linguistic/communication or other disabilities
The MMSE test is shown in HERE as the full version. In practice a family doctor for an initial examination may well curtail
the set of questions and substitute alternatives. Asking to draw a clock face with the hands at 10 to 11 is a usual favourite.
The Blessed Dementia Scale (DS) was developed in 1968 by Blessed and colleagues in an attempt to quantify the “degree of intellectual and personality deterioration” in the elderly.
Personality changes are scored 1 if present or 0 if absent. The form is shown HERE
The NINCDS-ADRDA Alzheimer's Criteria were proposed in 1984 by the National Institute of Neurological and Communicative Disorders and Stroke and the Alzheimer's Disease and
Related Disorders Association (now known as the Alzheimer's Association) and are among the most used in the diagnosis of Alzheimer's disease. These criteria require that the presence
of cognitive impairment and suspected dementia to be confirmed by neuropsychological testing for a clinical diagnosis of possible or probable Alzheimer’s; whilst they need
histopathologic confirmation (microscopic examination of brain tissue) for the definitive diagnosis. They also specify eight cognitive domains that may be impaired in Alzheimer's.
These criteria (below) have shown good reliability and validity. At the same time, advances in functional neuroimaging techniques, such as PET or SPECT (see Later), have already
proven their utility to differentiate Alzheimer's disease from other possible causes and have led to proposals of revision of the NINCDS-ADRDA criteria that take into account these
Definite Alzheimer's disease: The patient meets the criteria for probable Alzheimer's disease and has histopathologic evidence of
Alzheimer's via autopsy or biopsy.
Probable Alzheimer's disease: Dementia has been established by clinical and neuropsychological examination. Cognitive impairments
also have to be progressive and be present in two or more areas of cognition. The onset of the deficits has been between the ages of 40
and 90 years and finally there must be an absence of other diseases capable of producing a dementia syndrome.

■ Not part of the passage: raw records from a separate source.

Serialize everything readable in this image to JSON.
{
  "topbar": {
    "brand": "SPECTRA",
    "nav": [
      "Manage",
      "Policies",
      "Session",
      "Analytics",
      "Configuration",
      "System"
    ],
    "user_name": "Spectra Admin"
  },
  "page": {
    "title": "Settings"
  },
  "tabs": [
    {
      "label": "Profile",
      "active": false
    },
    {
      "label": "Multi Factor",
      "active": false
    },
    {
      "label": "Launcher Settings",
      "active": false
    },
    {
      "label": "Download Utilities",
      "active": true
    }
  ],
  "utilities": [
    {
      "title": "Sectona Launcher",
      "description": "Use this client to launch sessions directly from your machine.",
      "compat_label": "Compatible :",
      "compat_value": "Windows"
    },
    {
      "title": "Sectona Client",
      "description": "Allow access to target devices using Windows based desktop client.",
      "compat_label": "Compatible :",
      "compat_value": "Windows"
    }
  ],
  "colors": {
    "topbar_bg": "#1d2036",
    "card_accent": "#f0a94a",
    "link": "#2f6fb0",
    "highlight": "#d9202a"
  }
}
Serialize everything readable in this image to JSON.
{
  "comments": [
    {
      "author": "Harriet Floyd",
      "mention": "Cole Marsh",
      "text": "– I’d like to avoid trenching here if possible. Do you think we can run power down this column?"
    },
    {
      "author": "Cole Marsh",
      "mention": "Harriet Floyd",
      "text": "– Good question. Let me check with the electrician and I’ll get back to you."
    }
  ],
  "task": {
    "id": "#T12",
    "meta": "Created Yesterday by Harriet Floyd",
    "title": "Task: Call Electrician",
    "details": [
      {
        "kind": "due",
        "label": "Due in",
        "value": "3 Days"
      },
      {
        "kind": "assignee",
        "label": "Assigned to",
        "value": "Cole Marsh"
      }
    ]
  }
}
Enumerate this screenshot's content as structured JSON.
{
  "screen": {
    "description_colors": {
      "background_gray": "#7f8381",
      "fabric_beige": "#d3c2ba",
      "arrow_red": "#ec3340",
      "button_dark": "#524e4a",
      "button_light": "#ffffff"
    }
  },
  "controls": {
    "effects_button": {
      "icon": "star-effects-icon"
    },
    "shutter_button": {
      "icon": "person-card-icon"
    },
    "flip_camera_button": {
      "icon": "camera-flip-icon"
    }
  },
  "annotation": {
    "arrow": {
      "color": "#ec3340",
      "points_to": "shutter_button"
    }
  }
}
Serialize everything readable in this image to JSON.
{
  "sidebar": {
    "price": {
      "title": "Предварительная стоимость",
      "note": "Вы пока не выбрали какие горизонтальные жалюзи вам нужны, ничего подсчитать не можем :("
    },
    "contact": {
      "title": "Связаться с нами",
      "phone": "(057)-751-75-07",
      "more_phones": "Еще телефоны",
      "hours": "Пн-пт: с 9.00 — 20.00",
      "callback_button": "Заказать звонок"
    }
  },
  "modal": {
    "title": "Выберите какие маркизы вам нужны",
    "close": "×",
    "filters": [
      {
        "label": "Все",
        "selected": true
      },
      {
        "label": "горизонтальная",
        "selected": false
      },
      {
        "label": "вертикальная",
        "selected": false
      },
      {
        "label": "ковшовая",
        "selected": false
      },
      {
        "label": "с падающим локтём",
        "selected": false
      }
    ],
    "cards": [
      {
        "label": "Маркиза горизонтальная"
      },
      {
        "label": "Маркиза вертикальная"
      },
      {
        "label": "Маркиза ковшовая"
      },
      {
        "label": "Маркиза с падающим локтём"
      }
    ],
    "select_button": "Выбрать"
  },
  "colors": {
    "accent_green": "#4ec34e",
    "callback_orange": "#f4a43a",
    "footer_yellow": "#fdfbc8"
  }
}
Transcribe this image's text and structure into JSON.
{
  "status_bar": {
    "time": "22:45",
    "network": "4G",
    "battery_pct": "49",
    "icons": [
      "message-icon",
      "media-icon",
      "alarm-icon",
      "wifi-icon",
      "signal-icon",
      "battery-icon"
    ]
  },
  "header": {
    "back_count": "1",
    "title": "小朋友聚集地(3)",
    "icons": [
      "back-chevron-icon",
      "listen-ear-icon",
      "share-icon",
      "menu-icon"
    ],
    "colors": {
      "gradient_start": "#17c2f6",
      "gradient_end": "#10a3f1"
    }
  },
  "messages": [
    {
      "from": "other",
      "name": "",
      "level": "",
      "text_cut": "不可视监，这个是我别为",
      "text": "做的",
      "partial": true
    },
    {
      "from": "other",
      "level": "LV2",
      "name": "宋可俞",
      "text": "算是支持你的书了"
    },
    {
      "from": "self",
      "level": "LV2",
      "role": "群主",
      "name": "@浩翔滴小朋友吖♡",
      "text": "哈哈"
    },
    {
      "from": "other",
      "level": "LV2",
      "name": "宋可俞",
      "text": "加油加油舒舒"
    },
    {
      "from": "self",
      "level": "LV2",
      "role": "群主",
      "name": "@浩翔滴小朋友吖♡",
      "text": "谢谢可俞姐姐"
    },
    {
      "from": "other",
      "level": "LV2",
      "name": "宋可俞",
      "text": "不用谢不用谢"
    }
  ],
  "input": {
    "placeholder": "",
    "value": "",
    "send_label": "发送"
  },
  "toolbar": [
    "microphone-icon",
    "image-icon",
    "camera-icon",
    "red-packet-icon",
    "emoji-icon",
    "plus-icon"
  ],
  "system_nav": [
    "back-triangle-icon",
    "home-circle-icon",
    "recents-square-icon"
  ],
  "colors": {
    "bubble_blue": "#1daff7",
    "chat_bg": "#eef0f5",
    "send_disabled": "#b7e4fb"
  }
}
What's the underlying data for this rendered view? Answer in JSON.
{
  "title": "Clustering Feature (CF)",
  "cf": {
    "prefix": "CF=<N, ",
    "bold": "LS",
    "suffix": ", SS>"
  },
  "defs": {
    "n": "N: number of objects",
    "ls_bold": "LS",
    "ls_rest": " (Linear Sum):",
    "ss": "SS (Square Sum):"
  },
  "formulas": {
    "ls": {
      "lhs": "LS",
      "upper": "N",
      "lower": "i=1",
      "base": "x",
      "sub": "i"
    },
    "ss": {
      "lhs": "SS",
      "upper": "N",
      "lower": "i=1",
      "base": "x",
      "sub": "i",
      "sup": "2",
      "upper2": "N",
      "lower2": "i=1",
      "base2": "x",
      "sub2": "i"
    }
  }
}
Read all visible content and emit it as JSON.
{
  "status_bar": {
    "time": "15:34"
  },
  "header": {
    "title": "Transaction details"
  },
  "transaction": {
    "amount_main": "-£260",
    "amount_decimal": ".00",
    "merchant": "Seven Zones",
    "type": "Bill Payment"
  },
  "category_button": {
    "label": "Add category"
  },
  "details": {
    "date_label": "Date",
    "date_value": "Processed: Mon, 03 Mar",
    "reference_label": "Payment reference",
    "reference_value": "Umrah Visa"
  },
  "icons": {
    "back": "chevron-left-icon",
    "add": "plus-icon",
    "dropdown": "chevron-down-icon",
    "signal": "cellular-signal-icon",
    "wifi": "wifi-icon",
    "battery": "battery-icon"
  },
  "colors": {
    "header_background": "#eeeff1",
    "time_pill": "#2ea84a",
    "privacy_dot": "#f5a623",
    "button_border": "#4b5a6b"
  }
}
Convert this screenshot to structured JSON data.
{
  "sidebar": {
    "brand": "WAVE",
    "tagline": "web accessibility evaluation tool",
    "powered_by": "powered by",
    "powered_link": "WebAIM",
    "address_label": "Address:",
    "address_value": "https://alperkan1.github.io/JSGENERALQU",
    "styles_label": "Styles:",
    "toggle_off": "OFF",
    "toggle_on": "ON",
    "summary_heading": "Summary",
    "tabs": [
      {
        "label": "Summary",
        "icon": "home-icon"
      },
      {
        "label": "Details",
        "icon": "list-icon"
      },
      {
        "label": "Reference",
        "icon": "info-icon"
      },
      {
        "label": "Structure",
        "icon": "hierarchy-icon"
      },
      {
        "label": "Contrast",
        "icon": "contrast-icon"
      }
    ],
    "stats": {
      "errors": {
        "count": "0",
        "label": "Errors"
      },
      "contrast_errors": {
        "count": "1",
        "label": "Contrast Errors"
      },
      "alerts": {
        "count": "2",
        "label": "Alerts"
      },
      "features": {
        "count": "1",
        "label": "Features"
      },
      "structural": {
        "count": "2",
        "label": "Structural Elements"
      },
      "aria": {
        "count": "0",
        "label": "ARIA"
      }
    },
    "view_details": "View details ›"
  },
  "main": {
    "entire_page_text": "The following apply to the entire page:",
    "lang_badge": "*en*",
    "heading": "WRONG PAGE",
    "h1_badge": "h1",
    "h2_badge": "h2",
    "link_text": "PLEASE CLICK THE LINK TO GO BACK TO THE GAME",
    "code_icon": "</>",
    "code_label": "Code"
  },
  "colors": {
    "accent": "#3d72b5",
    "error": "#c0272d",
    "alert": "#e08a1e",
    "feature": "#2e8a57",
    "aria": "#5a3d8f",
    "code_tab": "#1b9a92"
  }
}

Possible Alzheimer's disease: There is a dementia syndrome with an atypical onset, presentation or progression; and without a known
aetiology; but no co-morbid diseases capable of producing dementia are believed to be in the origin of it.
Unlikely Alzheimer's disease: The patient presents a dementia syndrome with a sudden onset, focal neurologic signs, or seizures or gait
disturbance early in the course of the illness.
For futher subject matter in this section:-
a) Click HERE for Early Detection Biomarkers
b) Click HERE for Brain Pathology
c) Click HERE for Cerebrospinal Fluid (CSF) Measures
d) Click HERE for Neuroimaging